#### PROBLEM DETAILS:
The full set of entries is to be printed exactly, with pictures excluded.

##### DATA FOR THIS EXERCISE

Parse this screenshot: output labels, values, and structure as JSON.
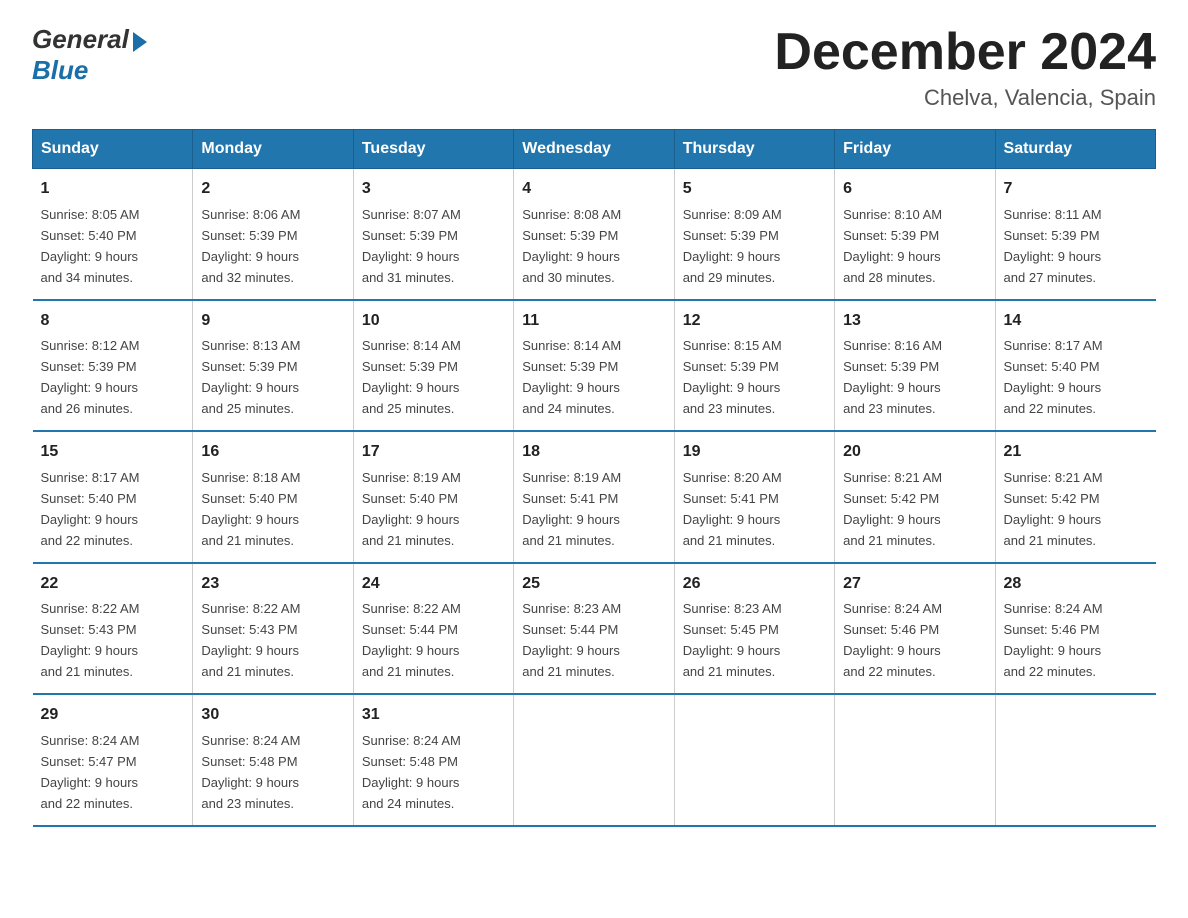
{
  "logo": {
    "general": "General",
    "blue": "Blue"
  },
  "header": {
    "title": "December 2024",
    "location": "Chelva, Valencia, Spain"
  },
  "days_of_week": [
    "Sunday",
    "Monday",
    "Tuesday",
    "Wednesday",
    "Thursday",
    "Friday",
    "Saturday"
  ],
  "weeks": [
    [
      {
        "num": "1",
        "sunrise": "8:05 AM",
        "sunset": "5:40 PM",
        "daylight": "9 hours and 34 minutes."
      },
      {
        "num": "2",
        "sunrise": "8:06 AM",
        "sunset": "5:39 PM",
        "daylight": "9 hours and 32 minutes."
      },
      {
        "num": "3",
        "sunrise": "8:07 AM",
        "sunset": "5:39 PM",
        "daylight": "9 hours and 31 minutes."
      },
      {
        "num": "4",
        "sunrise": "8:08 AM",
        "sunset": "5:39 PM",
        "daylight": "9 hours and 30 minutes."
      },
      {
        "num": "5",
        "sunrise": "8:09 AM",
        "sunset": "5:39 PM",
        "daylight": "9 hours and 29 minutes."
      },
      {
        "num": "6",
        "sunrise": "8:10 AM",
        "sunset": "5:39 PM",
        "daylight": "9 hours and 28 minutes."
      },
      {
        "num": "7",
        "sunrise": "8:11 AM",
        "sunset": "5:39 PM",
        "daylight": "9 hours and 27 minutes."
      }
    ],
    [
      {
        "num": "8",
        "sunrise": "8:12 AM",
        "sunset": "5:39 PM",
        "daylight": "9 hours and 26 minutes."
      },
      {
        "num": "9",
        "sunrise": "8:13 AM",
        "sunset": "5:39 PM",
        "daylight": "9 hours and 25 minutes."
      },
      {
        "num": "10",
        "sunrise": "8:14 AM",
        "sunset": "5:39 PM",
        "daylight": "9 hours and 25 minutes."
      },
      {
        "num": "11",
        "sunrise": "8:14 AM",
        "sunset": "5:39 PM",
        "daylight": "9 hours and 24 minutes."
      },
      {
        "num": "12",
        "sunrise": "8:15 AM",
        "sunset": "5:39 PM",
        "daylight": "9 hours and 23 minutes."
      },
      {
        "num": "13",
        "sunrise": "8:16 AM",
        "sunset": "5:39 PM",
        "daylight": "9 hours and 23 minutes."
      },
      {
        "num": "14",
        "sunrise": "8:17 AM",
        "sunset": "5:40 PM",
        "daylight": "9 hours and 22 minutes."
      }
    ],
    [
      {
        "num": "15",
        "sunrise": "8:17 AM",
        "sunset": "5:40 PM",
        "daylight": "9 hours and 22 minutes."
      },
      {
        "num": "16",
        "sunrise": "8:18 AM",
        "sunset": "5:40 PM",
        "daylight": "9 hours and 21 minutes."
      },
      {
        "num": "17",
        "sunrise": "8:19 AM",
        "sunset": "5:40 PM",
        "daylight": "9 hours and 21 minutes."
      },
      {
        "num": "18",
        "sunrise": "8:19 AM",
        "sunset": "5:41 PM",
        "daylight": "9 hours and 21 minutes."
      },
      {
        "num": "19",
        "sunrise": "8:20 AM",
        "sunset": "5:41 PM",
        "daylight": "9 hours and 21 minutes."
      },
      {
        "num": "20",
        "sunrise": "8:21 AM",
        "sunset": "5:42 PM",
        "daylight": "9 hours and 21 minutes."
      },
      {
        "num": "21",
        "sunrise": "8:21 AM",
        "sunset": "5:42 PM",
        "daylight": "9 hours and 21 minutes."
      }
    ],
    [
      {
        "num": "22",
        "sunrise": "8:22 AM",
        "sunset": "5:43 PM",
        "daylight": "9 hours and 21 minutes."
      },
      {
        "num": "23",
        "sunrise": "8:22 AM",
        "sunset": "5:43 PM",
        "daylight": "9 hours and 21 minutes."
      },
      {
        "num": "24",
        "sunrise": "8:22 AM",
        "sunset": "5:44 PM",
        "daylight": "9 hours and 21 minutes."
      },
      {
        "num": "25",
        "sunrise": "8:23 AM",
        "sunset": "5:44 PM",
        "daylight": "9 hours and 21 minutes."
      },
      {
        "num": "26",
        "sunrise": "8:23 AM",
        "sunset": "5:45 PM",
        "daylight": "9 hours and 21 minutes."
      },
      {
        "num": "27",
        "sunrise": "8:24 AM",
        "sunset": "5:46 PM",
        "daylight": "9 hours and 22 minutes."
      },
      {
        "num": "28",
        "sunrise": "8:24 AM",
        "sunset": "5:46 PM",
        "daylight": "9 hours and 22 minutes."
      }
    ],
    [
      {
        "num": "29",
        "sunrise": "8:24 AM",
        "sunset": "5:47 PM",
        "daylight": "9 hours and 22 minutes."
      },
      {
        "num": "30",
        "sunrise": "8:24 AM",
        "sunset": "5:48 PM",
        "daylight": "9 hours and 23 minutes."
      },
      {
        "num": "31",
        "sunrise": "8:24 AM",
        "sunset": "5:48 PM",
        "daylight": "9 hours and 24 minutes."
      },
      null,
      null,
      null,
      null
    ]
  ],
  "labels": {
    "sunrise_prefix": "Sunrise: ",
    "sunset_prefix": "Sunset: ",
    "daylight_prefix": "Daylight: "
  }
}
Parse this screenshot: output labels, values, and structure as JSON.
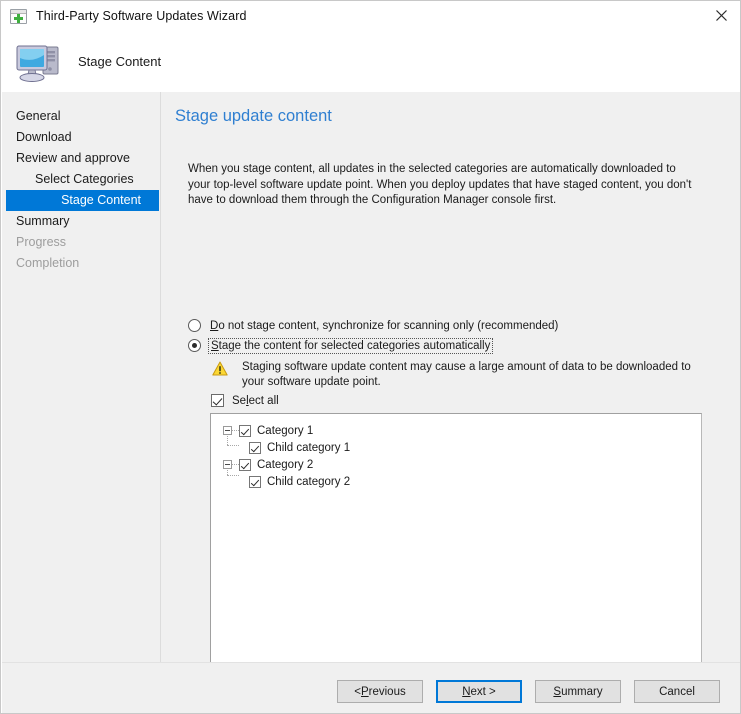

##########

#### TASK SOLUTION:
Parse this screenshot: output labels, values, and structure as JSON.
{
  "logo": {
    "general": "General",
    "blue": "Blue"
  },
  "header": {
    "title": "December 2024",
    "location": "Chelva, Valencia, Spain"
  },
  "days_of_week": [
    "Sunday",
    "Monday",
    "Tuesday",
    "Wednesday",
    "Thursday",
    "Friday",
    "Saturday"
  ],
  "weeks": [
    [
      {
        "num": "1",
        "sunrise": "8:05 AM",
        "sunset": "5:40 PM",
        "daylight": "9 hours and 34 minutes."
      },
      {
        "num": "2",
        "sunrise": "8:06 AM",
        "sunset": "5:39 PM",
        "daylight": "9 hours and 32 minutes."
      },
      {
        "num": "3",
        "sunrise": "8:07 AM",
        "sunset": "5:39 PM",
        "daylight": "9 hours and 31 minutes."
      },
      {
        "num": "4",
        "sunrise": "8:08 AM",
        "sunset": "5:39 PM",
        "daylight": "9 hours and 30 minutes."
      },
      {
        "num": "5",
        "sunrise": "8:09 AM",
        "sunset": "5:39 PM",
        "daylight": "9 hours and 29 minutes."
      },
      {
        "num": "6",
        "sunrise": "8:10 AM",
        "sunset": "5:39 PM",
        "daylight": "9 hours and 28 minutes."
      },
      {
        "num": "7",
        "sunrise": "8:11 AM",
        "sunset": "5:39 PM",
        "daylight": "9 hours and 27 minutes."
      }
    ],
    [
      {
        "num": "8",
        "sunrise": "8:12 AM",
        "sunset": "5:39 PM",
        "daylight": "9 hours and 26 minutes."
      },
      {
        "num": "9",
        "sunrise": "8:13 AM",
        "sunset": "5:39 PM",
        "daylight": "9 hours and 25 minutes."
      },
      {
        "num": "10",
        "sunrise": "8:14 AM",
        "sunset": "5:39 PM",
        "daylight": "9 hours and 25 minutes."
      },
      {
        "num": "11",
        "sunrise": "8:14 AM",
        "sunset": "5:39 PM",
        "daylight": "9 hours and 24 minutes."
      },
      {
        "num": "12",
        "sunrise": "8:15 AM",
        "sunset": "5:39 PM",
        "daylight": "9 hours and 23 minutes."
      },
      {
        "num": "13",
        "sunrise": "8:16 AM",
        "sunset": "5:39 PM",
        "daylight": "9 hours and 23 minutes."
      },
      {
        "num": "14",
        "sunrise": "8:17 AM",
        "sunset": "5:40 PM",
        "daylight": "9 hours and 22 minutes."
      }
    ],
    [
      {
        "num": "15",
        "sunrise": "8:17 AM",
        "sunset": "5:40 PM",
        "daylight": "9 hours and 22 minutes."
      },
      {
        "num": "16",
        "sunrise": "8:18 AM",
        "sunset": "5:40 PM",
        "daylight": "9 hours and 21 minutes."
      },
      {
        "num": "17",
        "sunrise": "8:19 AM",
        "sunset": "5:40 PM",
        "daylight": "9 hours and 21 minutes."
      },
      {
        "num": "18",
        "sunrise": "8:19 AM",
        "sunset": "5:41 PM",
        "daylight": "9 hours and 21 minutes."
      },
      {
        "num": "19",
        "sunrise": "8:20 AM",
        "sunset": "5:41 PM",
        "daylight": "9 hours and 21 minutes."
      },
      {
        "num": "20",
        "sunrise": "8:21 AM",
        "sunset": "5:42 PM",
        "daylight": "9 hours and 21 minutes."
      },
      {
        "num": "21",
        "sunrise": "8:21 AM",
        "sunset": "5:42 PM",
        "daylight": "9 hours and 21 minutes."
      }
    ],
    [
      {
        "num": "22",
        "sunrise": "8:22 AM",
        "sunset": "5:43 PM",
        "daylight": "9 hours and 21 minutes."
      },
      {
        "num": "23",
        "sunrise": "8:22 AM",
        "sunset": "5:43 PM",
        "daylight": "9 hours and 21 minutes."
      },
      {
        "num": "24",
        "sunrise": "8:22 AM",
        "sunset": "5:44 PM",
        "daylight": "9 hours and 21 minutes."
      },
      {
        "num": "25",
        "sunrise": "8:23 AM",
        "sunset": "5:44 PM",
        "daylight": "9 hours and 21 minutes."
      },
      {
        "num": "26",
        "sunrise": "8:23 AM",
        "sunset": "5:45 PM",
        "daylight": "9 hours and 21 minutes."
      },
      {
        "num": "27",
        "sunrise": "8:24 AM",
        "sunset": "5:46 PM",
        "daylight": "9 hours and 22 minutes."
      },
      {
        "num": "28",
        "sunrise": "8:24 AM",
        "sunset": "5:46 PM",
        "daylight": "9 hours and 22 minutes."
      }
    ],
    [
      {
        "num": "29",
        "sunrise": "8:24 AM",
        "sunset": "5:47 PM",
        "daylight": "9 hours and 22 minutes."
      },
      {
        "num": "30",
        "sunrise": "8:24 AM",
        "sunset": "5:48 PM",
        "daylight": "9 hours and 23 minutes."
      },
      {
        "num": "31",
        "sunrise": "8:24 AM",
        "sunset": "5:48 PM",
        "daylight": "9 hours and 24 minutes."
      },
      null,
      null,
      null,
      null
    ]
  ],
  "labels": {
    "sunrise_prefix": "Sunrise: ",
    "sunset_prefix": "Sunset: ",
    "daylight_prefix": "Daylight: "
  }
}
Parse this screenshot: output labels, values, and structure as JSON.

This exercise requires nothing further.